"I don't think we were brave enough with bat and ball..."
This was Virat Kohli's first reaction following that humiliating eight-wicket defeat against New Zealand. As a result, India are now staring at an unexpected early exit from this ongoing ICC T20 World Cup in the United Arab Emirates.
On Sunday night at the Dubai International Stadium, we witnessed one of the worst all-round performances by an Indian team in an ICC event match in recent years. Even against Pakistan last week the batting at least showed some resistance and scored 91 in the last 10 overs to give the bowlers something to bowl at.
However, in this must-win game against the Kiwis, Kohli & Co. were like a rocket without the thrust. From their body language it seemed like they were not mentally there. There was too much tentativeness in the approach.
Was it the fear of failure? Well, it certainly seemed so ever since Kane Williamson asked India to bat first.
In a crunch game like this, when as a team India were expected to be proactive and come hard on the opposition especially after losing the toss, they did exactly the opposite.
Quite inexplicably, the think-tank tried to protect Rohit Sharma from Trent Boult's new ball burst and pushed young Ishan Kishan at the top. Either there was too much of introspection of that Shaheen Shah Afridi spell or the management wanted to use the powerplay better with this move.
At times the format demands experiment and we can give India the benefit of the doubt. However, when the youngster failed in the third over, the experienced pair of Rohit and KL Rahul should have taken control of the situation and tried to steady the ship first.
In the first innings it was not easy to time the ball on that two-paced pitch. Yet, back of their minds the Indian batters were always thinking about that extra 30 odd runs which could have given the cushion to the bowlers to counter the better batting conditions in the second half, as mentioned by Jasprit Bumrah in the post-match presser.
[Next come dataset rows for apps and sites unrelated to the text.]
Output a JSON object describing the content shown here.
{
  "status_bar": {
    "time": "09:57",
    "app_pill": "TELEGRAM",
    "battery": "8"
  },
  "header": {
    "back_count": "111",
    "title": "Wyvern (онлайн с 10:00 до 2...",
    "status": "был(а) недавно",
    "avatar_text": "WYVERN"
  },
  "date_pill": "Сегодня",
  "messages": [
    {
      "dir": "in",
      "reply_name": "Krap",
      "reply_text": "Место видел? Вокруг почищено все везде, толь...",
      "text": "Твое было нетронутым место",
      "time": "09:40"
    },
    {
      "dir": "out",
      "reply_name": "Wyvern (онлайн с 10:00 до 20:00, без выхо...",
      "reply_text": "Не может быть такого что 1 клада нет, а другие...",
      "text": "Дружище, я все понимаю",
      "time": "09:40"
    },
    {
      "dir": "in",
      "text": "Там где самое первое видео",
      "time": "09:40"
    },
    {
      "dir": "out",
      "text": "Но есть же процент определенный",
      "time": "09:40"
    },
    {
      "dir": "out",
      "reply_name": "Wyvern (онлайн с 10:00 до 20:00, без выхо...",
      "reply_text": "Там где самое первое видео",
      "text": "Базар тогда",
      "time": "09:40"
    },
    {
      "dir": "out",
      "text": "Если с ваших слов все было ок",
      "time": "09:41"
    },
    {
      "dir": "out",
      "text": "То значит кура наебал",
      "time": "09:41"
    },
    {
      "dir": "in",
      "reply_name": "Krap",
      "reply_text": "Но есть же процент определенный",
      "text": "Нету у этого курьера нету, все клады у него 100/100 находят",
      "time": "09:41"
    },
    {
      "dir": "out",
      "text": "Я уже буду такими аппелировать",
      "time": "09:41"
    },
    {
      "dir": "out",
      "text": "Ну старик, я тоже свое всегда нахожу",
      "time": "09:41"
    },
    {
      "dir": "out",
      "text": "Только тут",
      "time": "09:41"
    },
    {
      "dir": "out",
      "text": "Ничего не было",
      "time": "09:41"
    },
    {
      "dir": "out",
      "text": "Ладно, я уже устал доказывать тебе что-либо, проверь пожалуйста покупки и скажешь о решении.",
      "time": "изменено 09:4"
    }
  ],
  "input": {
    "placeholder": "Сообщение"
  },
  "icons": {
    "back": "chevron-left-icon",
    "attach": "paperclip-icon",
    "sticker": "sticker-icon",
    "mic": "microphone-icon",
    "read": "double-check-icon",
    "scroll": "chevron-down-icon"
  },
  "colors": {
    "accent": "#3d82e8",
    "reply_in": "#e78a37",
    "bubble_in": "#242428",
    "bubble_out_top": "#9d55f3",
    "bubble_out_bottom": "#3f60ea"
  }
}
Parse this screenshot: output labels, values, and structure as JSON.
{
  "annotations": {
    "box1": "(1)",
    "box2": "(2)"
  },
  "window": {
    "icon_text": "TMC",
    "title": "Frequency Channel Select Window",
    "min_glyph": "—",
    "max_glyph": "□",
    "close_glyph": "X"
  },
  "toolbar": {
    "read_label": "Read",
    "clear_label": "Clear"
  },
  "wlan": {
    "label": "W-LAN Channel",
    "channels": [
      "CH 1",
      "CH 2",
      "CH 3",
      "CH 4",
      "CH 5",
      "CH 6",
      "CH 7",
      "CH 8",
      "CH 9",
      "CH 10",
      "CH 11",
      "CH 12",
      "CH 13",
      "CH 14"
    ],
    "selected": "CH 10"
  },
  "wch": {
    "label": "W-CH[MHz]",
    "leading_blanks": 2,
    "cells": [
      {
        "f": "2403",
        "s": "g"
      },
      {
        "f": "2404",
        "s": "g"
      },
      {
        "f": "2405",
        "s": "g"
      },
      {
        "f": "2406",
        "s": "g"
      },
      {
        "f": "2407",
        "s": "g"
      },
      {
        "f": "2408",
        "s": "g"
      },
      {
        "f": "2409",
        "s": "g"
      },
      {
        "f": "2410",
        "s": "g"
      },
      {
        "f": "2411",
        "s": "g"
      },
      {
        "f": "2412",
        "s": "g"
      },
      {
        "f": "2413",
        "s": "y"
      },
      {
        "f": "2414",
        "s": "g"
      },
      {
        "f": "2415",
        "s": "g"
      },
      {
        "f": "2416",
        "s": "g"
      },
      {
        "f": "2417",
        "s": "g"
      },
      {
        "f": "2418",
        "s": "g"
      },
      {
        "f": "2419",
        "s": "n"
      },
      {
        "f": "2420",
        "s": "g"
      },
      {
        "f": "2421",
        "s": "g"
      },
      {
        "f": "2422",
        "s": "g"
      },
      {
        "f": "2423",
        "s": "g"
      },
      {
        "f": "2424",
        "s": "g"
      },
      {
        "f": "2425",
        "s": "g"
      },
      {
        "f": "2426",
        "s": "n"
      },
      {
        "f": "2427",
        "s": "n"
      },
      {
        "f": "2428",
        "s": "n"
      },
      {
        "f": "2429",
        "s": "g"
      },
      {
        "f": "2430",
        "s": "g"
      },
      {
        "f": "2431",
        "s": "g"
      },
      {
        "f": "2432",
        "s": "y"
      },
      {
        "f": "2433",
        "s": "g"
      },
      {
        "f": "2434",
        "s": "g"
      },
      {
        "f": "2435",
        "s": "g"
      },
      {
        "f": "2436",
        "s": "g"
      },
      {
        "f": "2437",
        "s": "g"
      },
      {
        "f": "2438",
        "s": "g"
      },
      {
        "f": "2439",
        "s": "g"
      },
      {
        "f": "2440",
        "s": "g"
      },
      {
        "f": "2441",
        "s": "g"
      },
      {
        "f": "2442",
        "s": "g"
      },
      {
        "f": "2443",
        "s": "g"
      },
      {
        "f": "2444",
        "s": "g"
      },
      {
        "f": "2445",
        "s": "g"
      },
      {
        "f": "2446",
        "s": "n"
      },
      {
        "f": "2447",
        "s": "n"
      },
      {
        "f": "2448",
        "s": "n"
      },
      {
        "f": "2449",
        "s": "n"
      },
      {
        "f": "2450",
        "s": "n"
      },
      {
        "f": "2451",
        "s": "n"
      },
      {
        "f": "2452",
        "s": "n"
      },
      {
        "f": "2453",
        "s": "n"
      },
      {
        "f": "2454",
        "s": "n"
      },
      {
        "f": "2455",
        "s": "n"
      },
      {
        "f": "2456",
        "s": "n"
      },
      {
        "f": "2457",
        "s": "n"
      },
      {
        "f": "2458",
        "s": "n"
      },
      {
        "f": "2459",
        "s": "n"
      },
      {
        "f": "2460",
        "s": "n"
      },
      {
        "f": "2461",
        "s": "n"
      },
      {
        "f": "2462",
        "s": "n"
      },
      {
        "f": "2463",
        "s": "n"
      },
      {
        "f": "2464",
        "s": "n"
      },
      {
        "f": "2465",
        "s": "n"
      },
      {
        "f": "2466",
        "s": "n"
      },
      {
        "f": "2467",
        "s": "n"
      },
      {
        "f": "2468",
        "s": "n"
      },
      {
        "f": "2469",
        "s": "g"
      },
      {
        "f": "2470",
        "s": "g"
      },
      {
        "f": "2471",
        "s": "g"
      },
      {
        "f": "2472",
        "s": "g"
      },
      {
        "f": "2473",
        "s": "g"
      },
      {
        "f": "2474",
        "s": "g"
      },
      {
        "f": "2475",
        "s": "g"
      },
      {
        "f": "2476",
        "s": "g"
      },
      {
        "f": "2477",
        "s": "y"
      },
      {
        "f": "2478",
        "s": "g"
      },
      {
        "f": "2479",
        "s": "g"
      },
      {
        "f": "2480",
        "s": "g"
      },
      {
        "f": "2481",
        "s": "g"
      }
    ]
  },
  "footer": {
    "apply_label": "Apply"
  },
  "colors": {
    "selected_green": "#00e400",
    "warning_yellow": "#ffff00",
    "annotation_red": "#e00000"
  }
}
Hence, quite a few top-order batsmen perished while trying to play the "attacking game". And despite all those attempts, India's run-rate never crossed the six runs per over mark, throughout the innings.
Perhaps, that is what happens when you overthink about an aspect, which is not under anyone's control. For India's case, it was the dew factor. It was the fear of the wet ball in the second half which forced the likes of Rohit and Kohli to go for those uncharacteristic shots against Ish Sodhi in the middle-overs, which led to their downfall.
All of a sudden India were tottering at 48 for 4 in the 11th over with all the big boys back in the hut.
Then we all witnessed an intent-less crawl from the middle-order against the likes of Sodhi and Mitchell Santner. There was a clear lack of clarity in shot selections as not a single boundary was hit for 71 balls (between the sixth and the 17th overs). Instead of going down fighting, like the Afghan batters did on the other night, the Men in Blue strategically opted for a slow and painful death.
Fans continued to wait for that slog in the final overs and hoped for a target of around 125-130 runs. Some of the journalists in the press box were even anticipating an over in which Pandya can do an Asif Ali.
But it never happened.
The innings went nowhere and apart from a brief 19-ball 26 by Ravindra Jadeja, there was no spark whatsoever as India finished with a below-par 110 for 7.
Thereafter, the rest was just a mere formality.